TASK ITEM> Locate each line of the material that contains "icon", then return it.

SUPPLIED ENTRIES>
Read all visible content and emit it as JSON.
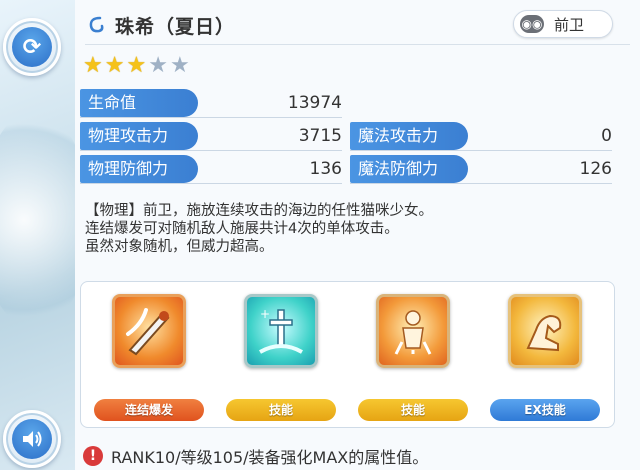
{
  "character": {
    "name": "珠希（夏日）",
    "role": "前卫",
    "stars_filled": 3,
    "stars_total": 5
  },
  "stats": {
    "hp": {
      "label": "生命值",
      "value": "13974"
    },
    "phys_atk": {
      "label": "物理攻击力",
      "value": "3715"
    },
    "magic_atk": {
      "label": "魔法攻击力",
      "value": "0"
    },
    "phys_def": {
      "label": "物理防御力",
      "value": "136"
    },
    "magic_def": {
      "label": "魔法防御力",
      "value": "126"
    }
  },
  "description": [
    "【物理】前卫，施放连续攻击的海边的任性猫咪少女。",
    "连结爆发可对随机敌人施展共计4次的单体攻击。",
    "虽然对象随机，但威力超高。"
  ],
  "skills": [
    {
      "label": "连结爆发",
      "icon": "sword-slash-icon",
      "pill_color": "#e8642c",
      "frame_color": "#e86a2d"
    },
    {
      "label": "技能",
      "icon": "ice-sword-icon",
      "pill_color": "#e9b21a",
      "frame_color": "#2cc0b7"
    },
    {
      "label": "技能",
      "icon": "power-up-icon",
      "pill_color": "#e9b21a",
      "frame_color": "#ee7a2a"
    },
    {
      "label": "EX技能",
      "icon": "flexed-arm-icon",
      "pill_color": "#3d8ee3",
      "frame_color": "#f0b238"
    }
  ],
  "footnote": "RANK10/等级105/装备强化MAX的属性值。",
  "colors": {
    "stat_label_bg": "#3b7fd2",
    "star_on": "#f5c21a",
    "star_off": "#9fb1c5",
    "warning": "#d93a3a"
  }
}
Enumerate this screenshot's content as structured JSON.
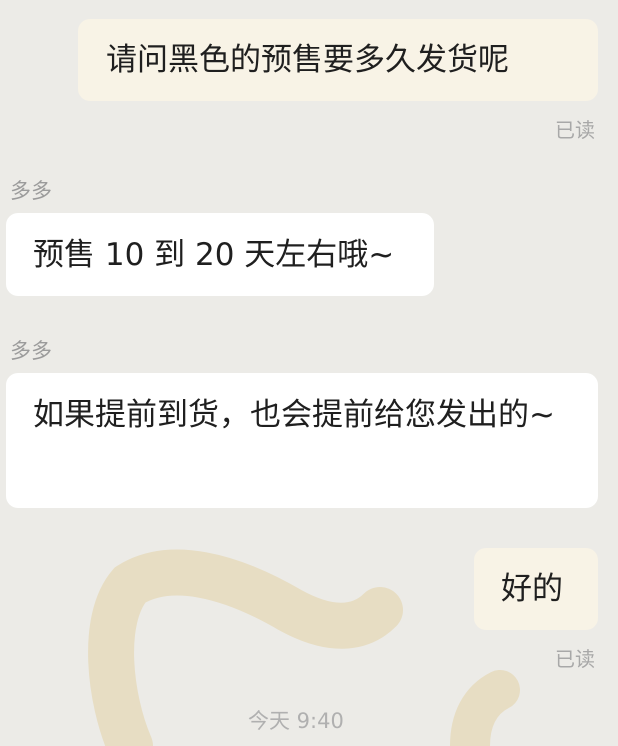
{
  "chat": {
    "messages": [
      {
        "direction": "out",
        "text": "请问黑色的预售要多久发货呢",
        "status": "已读"
      },
      {
        "direction": "in",
        "sender": "多多",
        "text": "预售 10 到 20 天左右哦~"
      },
      {
        "direction": "in",
        "sender": "多多",
        "text": "如果提前到货，也会提前给您发出的~"
      },
      {
        "direction": "out",
        "text": "好的",
        "status": "已读"
      }
    ],
    "timestamp": "今天 9:40"
  },
  "colors": {
    "background": "#ecebe7",
    "outgoing_bubble": "#f8f3e6",
    "incoming_bubble": "#ffffff",
    "watermark": "#e6dcc1"
  }
}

COMPLETED EXERCISE>
      "icon": "sword-slash-icon",
      "icon": "ice-sword-icon",
      "icon": "power-up-icon",
      "icon": "flexed-arm-icon",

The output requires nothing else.